EDUC1104 A World of Mobile Learning
- 6 points
|Semester 1||UWA (Perth)||Multi-mode|
- Details for undergraduate courses
- The area of knowledge for this unit is Society and Culture
- Category A broadening unit for Bachelor of Arts students where relevant according to the broadening requirements for each student
- Level 1 elective
- This unit explores mobile learning around the globe, taking in issues in the developing and developed world, spanning the whole range of technology from feature phones to smart devices and wearables, and exploring educational possibilities from e-books and apps through multimedia recording and social/professional networking to QR codes and immersive augmented reality.
The unit demonstrates that new technologies function within complex cultural, social, political, economic and educational ecologies, resulting in different possibilities in diverse cultural contexts. Following an introduction to educational theory, the unit looks at how mobile learning may fit with a variety of educational approaches. Formal and informal mobile learning in the developed and developing world is compared and contrasted, with a number of case studies examined in detail, and the idea that mobile technologies can reach and connect the entire population is critiqued. Networked learning in different contexts, including the role of such learning in social and political events around the world, is also examined.
In addition, there is a close examination of students' own current or future integration of mobile tools to reach and connect with others, and to support their learning. Here, the unit focuses on tools such as feature phones, smartphones, tablets and digital media players, and approaches such as the educational use of SMS, e-books, apps, polling, multimedia recording, QR codes and augmented reality are covered. Following the current shift in Western education to a BYOD (Bring Your Own Device) model, students are invited to use their own mobile devices to undertake unit tasks, but there is no obligation to do so, as all tasks can be completed on desktop or laptop computers, such as those available in the GSE computer laboratory and other laboratories on campus. Commonly available, free software is recommended to students.
- Students are able to (1) know and understand that new technologies function within complex cultural, social, political, economic and educational ecologies, resulting in different possibilities in diverse cultural contexts; (2) know and understand the specific affordances of mobile devices for formal, informal and networked learning in diverse cultural contexts; (3) know and understand the use of mobile devices for formal and informal learning in both the developing and developed world; (4) apply their knowledge and understanding of mobile devices to support their own learning in the current and future contexts, and critically examine this usage; (5) critically examine the use of mobile devices for formal and informal learning in both the developing and developed world; (6) critically examine the notion of mobile devices delivering digital education and information for all; and (7) create a series of recommendations on using mobile technologies to support learning, for other learners in their major study area.

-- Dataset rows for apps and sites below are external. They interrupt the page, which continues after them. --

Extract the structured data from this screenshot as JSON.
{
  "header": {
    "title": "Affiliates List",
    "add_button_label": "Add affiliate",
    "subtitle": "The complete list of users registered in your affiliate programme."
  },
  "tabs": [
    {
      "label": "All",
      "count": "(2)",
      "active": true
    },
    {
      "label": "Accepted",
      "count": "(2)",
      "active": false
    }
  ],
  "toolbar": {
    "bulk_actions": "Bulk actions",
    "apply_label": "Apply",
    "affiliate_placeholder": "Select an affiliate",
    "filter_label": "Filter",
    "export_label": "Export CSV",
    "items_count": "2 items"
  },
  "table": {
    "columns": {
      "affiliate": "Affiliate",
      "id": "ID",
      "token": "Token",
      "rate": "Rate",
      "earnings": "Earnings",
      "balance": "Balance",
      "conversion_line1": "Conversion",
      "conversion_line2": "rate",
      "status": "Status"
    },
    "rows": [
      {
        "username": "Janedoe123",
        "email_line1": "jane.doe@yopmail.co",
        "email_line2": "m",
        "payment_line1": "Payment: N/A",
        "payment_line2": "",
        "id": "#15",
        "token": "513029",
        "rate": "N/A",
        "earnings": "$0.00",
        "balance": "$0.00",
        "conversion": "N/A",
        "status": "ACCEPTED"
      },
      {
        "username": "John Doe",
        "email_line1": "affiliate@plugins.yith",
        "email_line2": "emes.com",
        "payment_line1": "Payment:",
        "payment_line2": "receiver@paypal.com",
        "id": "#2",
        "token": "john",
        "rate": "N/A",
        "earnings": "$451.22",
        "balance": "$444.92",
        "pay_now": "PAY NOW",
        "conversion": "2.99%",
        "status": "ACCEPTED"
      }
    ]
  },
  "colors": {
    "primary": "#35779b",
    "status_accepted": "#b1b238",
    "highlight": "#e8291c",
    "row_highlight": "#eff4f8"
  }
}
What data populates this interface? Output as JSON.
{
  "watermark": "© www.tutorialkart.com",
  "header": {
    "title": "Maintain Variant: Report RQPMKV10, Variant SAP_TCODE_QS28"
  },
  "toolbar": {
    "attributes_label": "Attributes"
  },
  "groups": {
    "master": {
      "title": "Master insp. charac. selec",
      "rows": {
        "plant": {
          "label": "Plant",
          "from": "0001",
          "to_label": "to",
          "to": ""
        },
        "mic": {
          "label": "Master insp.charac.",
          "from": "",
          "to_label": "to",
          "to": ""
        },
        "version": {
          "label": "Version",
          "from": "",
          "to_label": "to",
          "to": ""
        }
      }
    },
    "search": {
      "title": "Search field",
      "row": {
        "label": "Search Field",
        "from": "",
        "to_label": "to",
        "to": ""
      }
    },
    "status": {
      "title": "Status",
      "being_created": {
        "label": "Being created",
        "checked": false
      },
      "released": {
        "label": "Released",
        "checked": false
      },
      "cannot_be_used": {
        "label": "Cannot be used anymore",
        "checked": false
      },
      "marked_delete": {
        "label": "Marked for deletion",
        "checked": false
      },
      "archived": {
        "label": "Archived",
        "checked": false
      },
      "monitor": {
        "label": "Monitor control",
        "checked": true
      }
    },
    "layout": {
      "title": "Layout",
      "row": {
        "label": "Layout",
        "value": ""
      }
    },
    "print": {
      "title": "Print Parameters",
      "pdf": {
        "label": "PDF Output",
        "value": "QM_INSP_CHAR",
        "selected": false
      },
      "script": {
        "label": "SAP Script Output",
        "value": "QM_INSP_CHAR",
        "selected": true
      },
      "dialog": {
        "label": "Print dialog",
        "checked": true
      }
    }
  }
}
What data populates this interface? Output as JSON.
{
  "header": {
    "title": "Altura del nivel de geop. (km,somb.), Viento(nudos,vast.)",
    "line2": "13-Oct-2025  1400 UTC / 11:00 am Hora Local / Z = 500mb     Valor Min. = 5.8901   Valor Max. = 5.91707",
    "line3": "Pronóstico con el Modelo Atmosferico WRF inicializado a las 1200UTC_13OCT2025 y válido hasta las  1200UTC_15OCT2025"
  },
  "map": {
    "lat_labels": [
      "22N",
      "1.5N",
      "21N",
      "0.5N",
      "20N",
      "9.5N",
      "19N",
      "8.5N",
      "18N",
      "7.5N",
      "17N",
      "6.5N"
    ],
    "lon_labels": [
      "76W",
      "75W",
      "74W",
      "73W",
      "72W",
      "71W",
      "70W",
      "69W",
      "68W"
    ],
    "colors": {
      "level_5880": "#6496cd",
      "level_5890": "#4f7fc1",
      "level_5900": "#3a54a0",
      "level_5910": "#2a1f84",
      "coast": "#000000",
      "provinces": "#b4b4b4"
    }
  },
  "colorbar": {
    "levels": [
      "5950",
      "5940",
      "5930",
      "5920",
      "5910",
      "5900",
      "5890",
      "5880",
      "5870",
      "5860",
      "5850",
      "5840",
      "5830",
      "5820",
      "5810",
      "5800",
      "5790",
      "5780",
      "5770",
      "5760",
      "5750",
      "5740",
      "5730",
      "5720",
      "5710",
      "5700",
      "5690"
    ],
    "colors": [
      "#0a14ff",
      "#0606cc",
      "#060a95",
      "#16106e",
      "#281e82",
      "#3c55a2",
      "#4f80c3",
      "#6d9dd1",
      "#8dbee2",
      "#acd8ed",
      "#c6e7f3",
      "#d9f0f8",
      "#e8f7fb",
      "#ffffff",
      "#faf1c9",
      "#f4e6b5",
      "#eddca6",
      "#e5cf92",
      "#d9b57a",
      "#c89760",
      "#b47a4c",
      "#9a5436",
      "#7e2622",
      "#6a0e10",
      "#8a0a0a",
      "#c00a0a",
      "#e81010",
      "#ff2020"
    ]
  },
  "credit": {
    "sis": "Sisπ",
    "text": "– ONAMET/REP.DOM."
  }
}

- Indicative assessments in this unit are as follows: (1) automated lecture quizzes; (2) online discussion board activities; and (3) production of an online guide to the use of mobile devices in students' major study area, including integration of feedback from learners in that area. Further information is available in the unit outline.
Supplementary assessment is not available in this unit except in the case of a bachelor's pass degree student who has obtained a mark of 45 to 49 overall and is currently enrolled in this unit, and it is the only remaining unit that the student must pass in order to complete their course.
- Unit Coordinator(s)
- Associate Professor Mark Pegrum
- The availability of units in Semester 1, 2, etc. was correct at the time of publication but may be subject to change.
- All students are responsible for identifying when they need assistance to improve their academic learning, research, English language and numeracy skills; seeking out the services and resources available to help them; and applying what they learn. Students are encouraged to register for free online support through GETSmart; to help themselves to the extensive range of resources on UWA's STUDYSmarter website; and to participate in WRITESmart and (ma+hs)Smart drop-ins and workshops.
- Books and other material wherever listed may be subject to change. Book lists relating to 'Preliminary reading', 'Recommended reading' and 'Textbooks' are, in most cases, available at the University Co-operative Bookshop (from early January) and appropriate administrative offices for students to consult. Where texts are listed in the unit description above, an asterisk (*) indicates that the book is available in paperback.